EXERCISE DETAILS: The lines to copy from the listing below are those that contain the string "weekday".

::::

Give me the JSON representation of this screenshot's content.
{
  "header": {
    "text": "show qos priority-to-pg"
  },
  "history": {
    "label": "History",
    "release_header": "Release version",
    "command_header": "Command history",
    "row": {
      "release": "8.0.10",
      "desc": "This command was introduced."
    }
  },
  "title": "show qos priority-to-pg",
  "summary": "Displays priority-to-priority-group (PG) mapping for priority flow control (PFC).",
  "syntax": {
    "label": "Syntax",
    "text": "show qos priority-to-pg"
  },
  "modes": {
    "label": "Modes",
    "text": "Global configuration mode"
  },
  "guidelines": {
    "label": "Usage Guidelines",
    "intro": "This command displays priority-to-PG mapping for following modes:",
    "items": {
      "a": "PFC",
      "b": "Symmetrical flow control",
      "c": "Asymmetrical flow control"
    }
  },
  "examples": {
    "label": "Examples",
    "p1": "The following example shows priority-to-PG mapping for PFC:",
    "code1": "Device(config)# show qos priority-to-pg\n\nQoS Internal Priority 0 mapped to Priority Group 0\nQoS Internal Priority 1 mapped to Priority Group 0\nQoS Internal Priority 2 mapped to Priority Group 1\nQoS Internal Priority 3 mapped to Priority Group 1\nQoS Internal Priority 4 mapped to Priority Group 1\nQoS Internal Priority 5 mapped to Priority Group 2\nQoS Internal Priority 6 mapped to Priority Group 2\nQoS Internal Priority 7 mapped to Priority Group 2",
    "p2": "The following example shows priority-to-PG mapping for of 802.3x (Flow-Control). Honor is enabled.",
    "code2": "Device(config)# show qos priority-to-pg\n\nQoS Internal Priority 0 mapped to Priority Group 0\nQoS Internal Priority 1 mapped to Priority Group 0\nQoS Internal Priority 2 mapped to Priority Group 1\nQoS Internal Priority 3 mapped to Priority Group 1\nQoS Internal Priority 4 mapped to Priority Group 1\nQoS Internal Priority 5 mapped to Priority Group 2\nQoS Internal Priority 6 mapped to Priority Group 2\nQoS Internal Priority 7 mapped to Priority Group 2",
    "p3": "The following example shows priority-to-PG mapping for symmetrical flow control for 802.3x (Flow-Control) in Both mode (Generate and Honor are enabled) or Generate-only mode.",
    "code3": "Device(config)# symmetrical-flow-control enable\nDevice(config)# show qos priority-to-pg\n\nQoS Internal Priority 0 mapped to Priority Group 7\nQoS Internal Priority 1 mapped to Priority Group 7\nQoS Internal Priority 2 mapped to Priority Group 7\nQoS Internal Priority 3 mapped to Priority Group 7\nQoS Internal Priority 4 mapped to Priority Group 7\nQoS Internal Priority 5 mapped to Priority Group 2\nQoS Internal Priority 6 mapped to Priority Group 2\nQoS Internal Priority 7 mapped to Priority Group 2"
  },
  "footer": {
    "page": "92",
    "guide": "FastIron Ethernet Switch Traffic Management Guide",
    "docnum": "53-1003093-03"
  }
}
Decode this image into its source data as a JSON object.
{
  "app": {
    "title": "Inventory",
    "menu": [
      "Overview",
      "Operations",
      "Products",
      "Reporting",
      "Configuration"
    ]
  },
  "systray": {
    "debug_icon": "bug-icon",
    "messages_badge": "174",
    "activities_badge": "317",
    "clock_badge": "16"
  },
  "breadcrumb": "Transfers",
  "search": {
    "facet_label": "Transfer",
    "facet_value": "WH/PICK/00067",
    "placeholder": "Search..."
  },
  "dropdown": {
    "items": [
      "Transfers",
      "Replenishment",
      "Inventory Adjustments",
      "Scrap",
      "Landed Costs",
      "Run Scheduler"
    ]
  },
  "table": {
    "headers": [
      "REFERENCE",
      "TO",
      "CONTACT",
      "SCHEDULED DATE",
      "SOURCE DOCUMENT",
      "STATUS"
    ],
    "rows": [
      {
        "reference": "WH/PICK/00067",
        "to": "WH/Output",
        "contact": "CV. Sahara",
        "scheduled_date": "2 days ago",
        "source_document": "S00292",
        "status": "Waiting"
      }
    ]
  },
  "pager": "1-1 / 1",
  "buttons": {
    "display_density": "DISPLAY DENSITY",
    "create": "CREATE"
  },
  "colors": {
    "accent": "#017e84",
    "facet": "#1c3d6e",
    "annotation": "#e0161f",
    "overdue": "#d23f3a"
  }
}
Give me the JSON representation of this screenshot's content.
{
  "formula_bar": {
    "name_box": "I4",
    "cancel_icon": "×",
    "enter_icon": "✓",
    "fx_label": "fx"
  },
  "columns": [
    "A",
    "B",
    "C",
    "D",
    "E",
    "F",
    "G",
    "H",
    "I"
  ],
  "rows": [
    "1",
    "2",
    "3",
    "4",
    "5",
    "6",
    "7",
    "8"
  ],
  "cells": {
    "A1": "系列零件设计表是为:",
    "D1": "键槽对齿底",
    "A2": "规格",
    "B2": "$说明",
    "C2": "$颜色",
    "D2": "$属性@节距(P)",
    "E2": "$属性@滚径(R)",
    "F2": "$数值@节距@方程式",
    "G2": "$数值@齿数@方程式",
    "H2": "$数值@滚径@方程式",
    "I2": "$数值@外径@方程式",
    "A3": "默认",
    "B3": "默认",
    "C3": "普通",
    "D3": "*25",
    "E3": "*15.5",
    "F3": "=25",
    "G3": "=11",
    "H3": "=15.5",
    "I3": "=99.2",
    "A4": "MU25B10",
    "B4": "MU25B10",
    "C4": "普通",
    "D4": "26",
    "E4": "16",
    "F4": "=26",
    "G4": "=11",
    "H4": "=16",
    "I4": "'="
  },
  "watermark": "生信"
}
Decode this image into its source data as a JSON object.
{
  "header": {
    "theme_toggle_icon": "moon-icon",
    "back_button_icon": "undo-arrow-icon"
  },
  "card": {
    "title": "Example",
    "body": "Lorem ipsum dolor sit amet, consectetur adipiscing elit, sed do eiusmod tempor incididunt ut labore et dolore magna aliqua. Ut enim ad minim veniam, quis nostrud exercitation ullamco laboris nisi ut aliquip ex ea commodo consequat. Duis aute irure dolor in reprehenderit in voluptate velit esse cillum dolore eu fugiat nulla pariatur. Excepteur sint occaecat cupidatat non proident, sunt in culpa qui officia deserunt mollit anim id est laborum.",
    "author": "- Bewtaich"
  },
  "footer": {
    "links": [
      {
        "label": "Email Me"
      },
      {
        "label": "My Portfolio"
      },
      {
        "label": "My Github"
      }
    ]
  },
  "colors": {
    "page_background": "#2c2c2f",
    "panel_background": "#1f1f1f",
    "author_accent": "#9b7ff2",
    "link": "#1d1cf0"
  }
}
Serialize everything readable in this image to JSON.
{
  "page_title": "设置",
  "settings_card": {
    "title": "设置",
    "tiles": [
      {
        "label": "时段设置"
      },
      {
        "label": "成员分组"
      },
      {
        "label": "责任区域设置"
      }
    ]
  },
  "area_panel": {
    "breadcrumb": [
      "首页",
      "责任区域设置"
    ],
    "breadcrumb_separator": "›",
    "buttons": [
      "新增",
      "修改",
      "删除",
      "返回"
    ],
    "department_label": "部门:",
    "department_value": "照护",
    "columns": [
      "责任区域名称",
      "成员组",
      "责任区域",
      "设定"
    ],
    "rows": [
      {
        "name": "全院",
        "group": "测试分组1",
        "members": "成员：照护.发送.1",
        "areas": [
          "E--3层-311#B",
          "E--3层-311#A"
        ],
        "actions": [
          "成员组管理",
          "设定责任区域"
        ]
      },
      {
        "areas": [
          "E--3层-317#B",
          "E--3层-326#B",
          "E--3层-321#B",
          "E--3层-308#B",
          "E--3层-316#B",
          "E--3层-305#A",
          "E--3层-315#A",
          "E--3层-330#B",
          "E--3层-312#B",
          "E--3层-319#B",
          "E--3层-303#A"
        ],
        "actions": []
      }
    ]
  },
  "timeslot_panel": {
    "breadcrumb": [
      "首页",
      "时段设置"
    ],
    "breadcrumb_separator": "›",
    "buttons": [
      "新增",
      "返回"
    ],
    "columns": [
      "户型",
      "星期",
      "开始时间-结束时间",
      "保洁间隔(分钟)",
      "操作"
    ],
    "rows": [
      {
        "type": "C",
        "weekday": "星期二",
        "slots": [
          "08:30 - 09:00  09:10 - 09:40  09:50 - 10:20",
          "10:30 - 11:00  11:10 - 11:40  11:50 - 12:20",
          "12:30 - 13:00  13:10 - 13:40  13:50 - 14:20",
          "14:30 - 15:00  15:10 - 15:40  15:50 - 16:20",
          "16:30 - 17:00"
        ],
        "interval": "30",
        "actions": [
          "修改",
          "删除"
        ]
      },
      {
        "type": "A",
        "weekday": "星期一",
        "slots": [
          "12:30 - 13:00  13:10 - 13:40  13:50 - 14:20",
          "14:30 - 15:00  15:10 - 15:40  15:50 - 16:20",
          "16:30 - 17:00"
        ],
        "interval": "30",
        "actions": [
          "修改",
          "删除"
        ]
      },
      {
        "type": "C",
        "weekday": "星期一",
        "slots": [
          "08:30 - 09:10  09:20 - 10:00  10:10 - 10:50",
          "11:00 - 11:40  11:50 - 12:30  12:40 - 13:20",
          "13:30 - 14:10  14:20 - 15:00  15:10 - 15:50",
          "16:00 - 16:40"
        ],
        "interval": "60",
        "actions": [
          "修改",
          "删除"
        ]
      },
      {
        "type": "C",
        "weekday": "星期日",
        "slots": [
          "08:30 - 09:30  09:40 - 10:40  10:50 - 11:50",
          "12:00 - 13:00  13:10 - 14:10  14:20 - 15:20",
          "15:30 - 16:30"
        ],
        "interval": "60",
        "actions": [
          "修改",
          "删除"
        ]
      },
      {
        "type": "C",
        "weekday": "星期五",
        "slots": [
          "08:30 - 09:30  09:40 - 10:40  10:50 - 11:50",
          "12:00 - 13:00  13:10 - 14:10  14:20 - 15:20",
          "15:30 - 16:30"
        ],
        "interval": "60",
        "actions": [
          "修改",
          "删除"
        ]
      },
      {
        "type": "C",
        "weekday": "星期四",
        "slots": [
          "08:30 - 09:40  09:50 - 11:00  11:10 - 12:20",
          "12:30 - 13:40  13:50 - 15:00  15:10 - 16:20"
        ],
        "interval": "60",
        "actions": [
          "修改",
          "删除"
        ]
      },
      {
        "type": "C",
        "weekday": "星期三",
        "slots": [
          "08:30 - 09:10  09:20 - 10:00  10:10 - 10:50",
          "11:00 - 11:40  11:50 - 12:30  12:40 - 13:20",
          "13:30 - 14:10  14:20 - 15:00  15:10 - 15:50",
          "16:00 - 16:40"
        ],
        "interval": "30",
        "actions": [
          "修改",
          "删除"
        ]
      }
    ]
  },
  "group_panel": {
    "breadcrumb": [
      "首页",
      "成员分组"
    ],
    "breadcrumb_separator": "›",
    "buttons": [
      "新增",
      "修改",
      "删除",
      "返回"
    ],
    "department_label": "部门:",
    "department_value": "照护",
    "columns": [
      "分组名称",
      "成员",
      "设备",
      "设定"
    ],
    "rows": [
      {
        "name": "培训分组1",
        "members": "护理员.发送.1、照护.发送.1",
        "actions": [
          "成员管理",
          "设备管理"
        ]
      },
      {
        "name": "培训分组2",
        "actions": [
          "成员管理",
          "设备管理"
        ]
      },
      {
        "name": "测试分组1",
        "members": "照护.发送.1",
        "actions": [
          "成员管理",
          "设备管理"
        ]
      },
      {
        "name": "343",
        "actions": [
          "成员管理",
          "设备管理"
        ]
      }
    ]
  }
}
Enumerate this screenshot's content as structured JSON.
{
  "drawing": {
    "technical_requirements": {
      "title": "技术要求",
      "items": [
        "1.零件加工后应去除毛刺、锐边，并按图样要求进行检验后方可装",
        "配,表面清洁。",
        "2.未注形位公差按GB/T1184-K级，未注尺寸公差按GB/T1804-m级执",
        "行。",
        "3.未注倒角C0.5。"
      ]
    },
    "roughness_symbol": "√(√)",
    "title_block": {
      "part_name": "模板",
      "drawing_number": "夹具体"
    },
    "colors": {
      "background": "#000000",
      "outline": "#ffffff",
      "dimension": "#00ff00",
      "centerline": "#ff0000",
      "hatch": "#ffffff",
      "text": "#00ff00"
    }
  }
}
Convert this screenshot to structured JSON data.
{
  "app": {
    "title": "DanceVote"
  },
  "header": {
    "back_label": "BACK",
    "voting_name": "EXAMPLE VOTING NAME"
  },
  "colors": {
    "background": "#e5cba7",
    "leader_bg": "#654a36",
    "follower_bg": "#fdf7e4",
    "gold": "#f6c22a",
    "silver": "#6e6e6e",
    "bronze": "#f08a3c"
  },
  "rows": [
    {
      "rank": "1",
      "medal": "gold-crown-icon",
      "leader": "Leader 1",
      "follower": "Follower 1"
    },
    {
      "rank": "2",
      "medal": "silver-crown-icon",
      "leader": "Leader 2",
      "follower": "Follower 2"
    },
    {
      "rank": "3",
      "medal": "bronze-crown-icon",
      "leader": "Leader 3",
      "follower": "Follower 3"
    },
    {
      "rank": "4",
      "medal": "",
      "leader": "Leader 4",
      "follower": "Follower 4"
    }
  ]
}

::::

EXPECTED ANSWER:
        "weekday": "星期二",
        "weekday": "星期一",
        "weekday": "星期一",
        "weekday": "星期日",
        "weekday": "星期五",
        "weekday": "星期四",
        "weekday": "星期三",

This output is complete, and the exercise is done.